YOUR INSTRUCTIONS: Give back, character for character, the line that includes "Give me the" and all lines beneath it in the data.

━━━━━━

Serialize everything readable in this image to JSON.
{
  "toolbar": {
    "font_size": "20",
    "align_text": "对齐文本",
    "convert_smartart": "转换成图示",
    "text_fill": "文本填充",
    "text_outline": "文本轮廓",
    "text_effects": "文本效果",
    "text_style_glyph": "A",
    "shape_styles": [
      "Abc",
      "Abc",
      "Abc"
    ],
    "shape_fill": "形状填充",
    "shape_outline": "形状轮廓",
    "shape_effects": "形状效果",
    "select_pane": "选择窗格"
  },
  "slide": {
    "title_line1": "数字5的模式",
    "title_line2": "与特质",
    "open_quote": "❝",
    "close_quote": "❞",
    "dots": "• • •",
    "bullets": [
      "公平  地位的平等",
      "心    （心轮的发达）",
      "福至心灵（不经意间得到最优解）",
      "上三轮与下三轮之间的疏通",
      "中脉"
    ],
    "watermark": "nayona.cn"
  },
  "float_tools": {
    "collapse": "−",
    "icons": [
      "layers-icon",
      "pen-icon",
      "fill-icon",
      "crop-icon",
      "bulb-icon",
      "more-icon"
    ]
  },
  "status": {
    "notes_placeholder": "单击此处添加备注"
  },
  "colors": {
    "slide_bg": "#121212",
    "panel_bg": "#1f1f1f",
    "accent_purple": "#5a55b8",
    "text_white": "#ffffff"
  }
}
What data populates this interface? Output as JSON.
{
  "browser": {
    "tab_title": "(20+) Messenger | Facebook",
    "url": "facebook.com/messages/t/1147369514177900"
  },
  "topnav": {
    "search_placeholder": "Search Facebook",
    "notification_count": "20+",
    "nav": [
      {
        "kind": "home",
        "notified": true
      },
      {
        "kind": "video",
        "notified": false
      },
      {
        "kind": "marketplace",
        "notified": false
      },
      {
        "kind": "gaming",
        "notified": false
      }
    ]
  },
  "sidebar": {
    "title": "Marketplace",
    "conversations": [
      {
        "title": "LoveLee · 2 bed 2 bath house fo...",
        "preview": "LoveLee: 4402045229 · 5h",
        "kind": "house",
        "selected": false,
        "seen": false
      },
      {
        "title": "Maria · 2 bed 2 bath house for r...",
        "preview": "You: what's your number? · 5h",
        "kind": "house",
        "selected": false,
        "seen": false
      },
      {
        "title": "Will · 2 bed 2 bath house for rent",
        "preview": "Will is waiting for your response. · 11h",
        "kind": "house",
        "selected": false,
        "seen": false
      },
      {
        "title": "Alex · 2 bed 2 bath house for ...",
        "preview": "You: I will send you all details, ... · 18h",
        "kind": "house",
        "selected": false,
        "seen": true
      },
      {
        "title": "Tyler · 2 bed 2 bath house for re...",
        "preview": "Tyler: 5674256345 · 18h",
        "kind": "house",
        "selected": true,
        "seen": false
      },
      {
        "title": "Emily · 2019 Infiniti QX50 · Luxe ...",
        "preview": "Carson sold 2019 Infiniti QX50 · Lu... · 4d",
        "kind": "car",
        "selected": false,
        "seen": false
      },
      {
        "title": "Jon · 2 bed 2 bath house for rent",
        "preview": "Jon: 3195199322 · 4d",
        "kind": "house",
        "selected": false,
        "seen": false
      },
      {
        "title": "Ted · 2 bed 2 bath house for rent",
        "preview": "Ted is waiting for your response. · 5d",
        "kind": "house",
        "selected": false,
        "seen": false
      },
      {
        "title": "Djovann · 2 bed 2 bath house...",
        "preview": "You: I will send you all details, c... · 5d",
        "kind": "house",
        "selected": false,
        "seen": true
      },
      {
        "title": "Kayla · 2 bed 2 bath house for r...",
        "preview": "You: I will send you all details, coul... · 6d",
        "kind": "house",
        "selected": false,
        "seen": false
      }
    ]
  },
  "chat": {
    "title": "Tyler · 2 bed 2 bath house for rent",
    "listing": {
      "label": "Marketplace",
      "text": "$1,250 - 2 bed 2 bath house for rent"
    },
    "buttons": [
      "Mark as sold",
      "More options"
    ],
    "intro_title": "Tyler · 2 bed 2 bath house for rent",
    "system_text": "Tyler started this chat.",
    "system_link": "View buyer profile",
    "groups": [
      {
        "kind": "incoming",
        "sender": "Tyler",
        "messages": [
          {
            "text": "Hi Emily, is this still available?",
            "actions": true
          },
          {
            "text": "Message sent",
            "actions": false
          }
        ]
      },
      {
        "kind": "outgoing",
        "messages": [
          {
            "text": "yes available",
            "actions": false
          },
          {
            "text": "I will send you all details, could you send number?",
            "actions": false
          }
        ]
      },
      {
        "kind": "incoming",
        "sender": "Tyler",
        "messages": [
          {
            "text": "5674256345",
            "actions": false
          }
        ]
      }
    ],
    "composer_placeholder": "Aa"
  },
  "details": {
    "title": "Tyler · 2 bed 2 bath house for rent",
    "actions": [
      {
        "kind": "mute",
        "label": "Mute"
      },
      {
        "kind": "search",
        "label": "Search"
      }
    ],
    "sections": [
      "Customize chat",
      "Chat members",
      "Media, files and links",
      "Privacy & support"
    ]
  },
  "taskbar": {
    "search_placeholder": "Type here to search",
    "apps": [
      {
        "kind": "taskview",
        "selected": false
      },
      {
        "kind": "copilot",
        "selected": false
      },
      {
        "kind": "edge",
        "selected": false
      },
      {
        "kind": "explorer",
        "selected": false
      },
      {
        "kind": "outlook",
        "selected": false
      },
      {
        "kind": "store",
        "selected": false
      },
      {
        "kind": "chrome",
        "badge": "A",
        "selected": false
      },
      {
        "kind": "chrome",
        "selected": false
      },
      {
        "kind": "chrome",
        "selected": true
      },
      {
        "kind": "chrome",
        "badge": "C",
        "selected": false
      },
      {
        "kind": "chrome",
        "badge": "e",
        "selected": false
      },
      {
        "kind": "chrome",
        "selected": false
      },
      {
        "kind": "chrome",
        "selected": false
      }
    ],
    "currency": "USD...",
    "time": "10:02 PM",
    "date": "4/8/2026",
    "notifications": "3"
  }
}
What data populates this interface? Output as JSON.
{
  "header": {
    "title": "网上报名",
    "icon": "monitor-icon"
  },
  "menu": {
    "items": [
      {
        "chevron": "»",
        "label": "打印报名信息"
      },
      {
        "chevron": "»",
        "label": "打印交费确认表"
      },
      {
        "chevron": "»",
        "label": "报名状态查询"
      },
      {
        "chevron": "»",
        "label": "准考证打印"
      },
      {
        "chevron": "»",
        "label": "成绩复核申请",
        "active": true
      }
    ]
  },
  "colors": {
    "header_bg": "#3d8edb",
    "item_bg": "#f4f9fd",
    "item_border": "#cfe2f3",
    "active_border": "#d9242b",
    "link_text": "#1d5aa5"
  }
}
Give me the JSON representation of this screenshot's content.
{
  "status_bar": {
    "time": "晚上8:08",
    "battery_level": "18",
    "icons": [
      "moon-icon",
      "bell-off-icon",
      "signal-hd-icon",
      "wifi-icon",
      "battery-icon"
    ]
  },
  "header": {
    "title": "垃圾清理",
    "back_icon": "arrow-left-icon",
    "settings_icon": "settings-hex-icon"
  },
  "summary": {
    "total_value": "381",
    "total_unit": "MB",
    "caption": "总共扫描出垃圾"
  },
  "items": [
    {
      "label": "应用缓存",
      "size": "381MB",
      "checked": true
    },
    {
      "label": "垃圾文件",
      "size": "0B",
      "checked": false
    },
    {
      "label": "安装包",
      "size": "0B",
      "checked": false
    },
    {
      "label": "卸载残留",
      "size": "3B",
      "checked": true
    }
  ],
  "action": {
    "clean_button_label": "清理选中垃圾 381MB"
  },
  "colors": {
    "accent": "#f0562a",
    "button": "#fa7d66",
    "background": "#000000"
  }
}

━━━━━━

EXERCISE RESULT:
Give me the JSON representation of this screenshot's content.
{
  "status_bar": {
    "time": "晚上8:08",
    "battery_level": "18",
    "icons": [
      "moon-icon",
      "bell-off-icon",
      "signal-hd-icon",
      "wifi-icon",
      "battery-icon"
    ]
  },
  "header": {
    "title": "垃圾清理",
    "back_icon": "arrow-left-icon",
    "settings_icon": "settings-hex-icon"
  },
  "summary": {
    "total_value": "381",
    "total_unit": "MB",
    "caption": "总共扫描出垃圾"
  },
  "items": [
    {
      "label": "应用缓存",
      "size": "381MB",
      "checked": true
    },
    {
      "label": "垃圾文件",
      "size": "0B",
      "checked": false
    },
    {
      "label": "安装包",
      "size": "0B",
      "checked": false
    },
    {
      "label": "卸载残留",
      "size": "3B",
      "checked": true
    }
  ],
  "action": {
    "clean_button_label": "清理选中垃圾 381MB"
  },
  "colors": {
    "accent": "#f0562a",
    "button": "#fa7d66",
    "background": "#000000"
  }
}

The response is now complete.